So, you believe Russia is opposed to Iran getting involved to help resolve the crisis?
When the Tehran statement was issued and as the Azeri and Armenian presidents were on their way back to their countries, Shusha (a city in the disputed region of Nagorno-Karabakh in the South Caucasus) was captured and fell into the hands of Armenia, I mean the heights overlooking the khanates in Karabakh. Following the development, the Azerbaijan Republic’s media reflected the event as if Iran had been the main accomplice for that. Nevertheless, Iran had no role in the capture of Shusha, whatsoever; rather, it was Russia that, with the help of Armenia, decided to make the move in order to question Iran’s mediation efforts. In 1994, when a ceasefire agreement was signed in Bishkek for the first time, and it was decided that the Minsk Group settle the conflict, Iran never took on a mediation role from then on; after all, no country asked Iran to mediate, either. Furthermore, we should bear in mind that generally speaking, the crisis is too serious now to be settled by mediation. In addition, the Russians are not interested in Iran acting as an intermediary and wouldn’t like Tehran to play a role in South Caucasus. Russia is inclined to follow all relevant issues trilaterally without any other country being involved.
Given that this crisis has, security-wise, been extremely significant to Iran, what policy should Tehran adopt on it?
Security-wise, the Karabakh crisis is very important to Iran. In recent days, we saw that even a rocket was fired at an Iranian border village in the country’s northwestern East Azerbaijan province during military clashes between the Azerbaijan Republic and Armenia. Mediation efforts have been fruitless so far, and a strong foreign policy and strategy is required to tackle the crisis. Iran should not adopt a hardware approach in order to support Muslim countries in the region because this method won’t work, and the other sides will follow suit if Iran does so. Iran can, at least, align itself with the Azerbaijan Republic. Of course, it is said that the Azerbaijan Republic has had relations with the Israeli regime; there is also word that Turkey intends to dispatch terrorist forces to war zones. Back in 1993 when Tehran and Baku signed on a mutual friendship agreement, one of the provisions of the deal highlighted that the Islamic Republic of Iran respects the Azerbaijan Republic’s territorial integrity and, based on the same provision, the Karabakh crisis needed to be resolved. With the conflict flaring up, it is also necessary, at this juncture, that Iran be politically more active than in the past. It will not simply suffice to ask the warring sides to exercise restraint and support a ceasefire as such an approach will put Iran in a passive position. Moreover, we are witnessing a fresh wave of propaganda campaigns and blame games whereby Iran is accused of sending arms to Armenia.
As you mentioned, with the escalation of the conflict between the two sides, we are seeing a new wave of accusations being levelled against Iran, and the Iranian Foreign Ministry has repeatedly denied those charges.
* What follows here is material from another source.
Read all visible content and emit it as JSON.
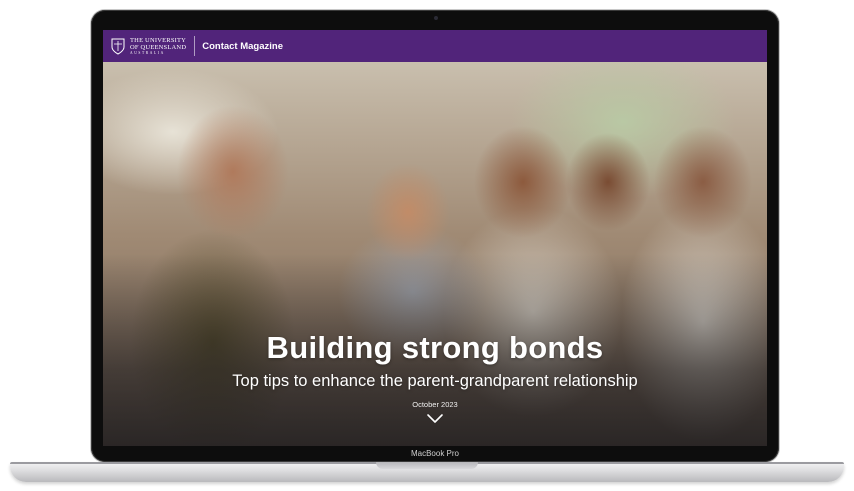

In your opinion, what is the objective of these blame games and how can Iran manage this smear campaign?
These days, the Azerbaijan Republic’s media keep accusing Iran of supporting Armenia. Diplomatic trips to the Azerbaijan Republic and announcing support for this country can put an end to rumours and foil plots against our country. With the collapse of the former Soviet Union and the breakaway of the Azerbaijan Republic, this country, with an area of 86,600 kilometres, has been recognized as an independent country by the UN with Karabakh and Nakhchivan being integral parts of it. However, events have unfolded ins such a way that Armenia has made territorial claims. The UN Security Council has also issued four resolutions in that regard, so far and asked Armenia to end the current situation and withdraw its troops from those regions. However, these resolutions are not binding, and major powers, for their part, will implement the resolution only when everything is in their interest. Iran’s political support for the Azerbaijan Republic, as a Muslim country, is of utmost importance. Tehran-Baku relations are not satisfactory enough at this point as Iran has not announced its position on the return of occupied territories to the Azerbaijan Republic.
What do you think the conflict will result in, and what will happen at the end? Will the conflict end soon or should we expect more fighting as tensions escalate?
Sooner or later, these clashes will stop once again, and the importance of diplomacy and dialogue will come to light once again. Although diplomacy should have been used before the outbreak of the war, the final solution to the conflict is diplomacy. If the Azerbaijan Republic can retake parts of its occupied territories in the coming days, it will be able to regain its lost rights. Otherwise, no headway will likely be made with settling the crisis because the Minsk Group has not been able to take a positive step towards resolving the crisis, either. Moreover, the historical reasoning put forward by Armenia is not admissible because history is littered with different developments and the only authority to refer to, is the United Nations. Even during the era of the former Soviet Union, the self-rule Karabakh Republic, like Nakhchivan, was part of the Azerbaijan Republic. With the territorial integrity at that time, it was possible to solve the problem then. However, most of those territories later came to be settled by Armenians and Stalin created a crisis accordingly, which was the reason why tensions were not eased in the future. Generally speaking, one can predict that Russia will put an end to the conflict in the coming days or weeks. Also, the US will not interfere in Russia’s affairs as it didn’t with regards to Ukraine and other cases. So, we can say that Russia has the upper hand in this issue.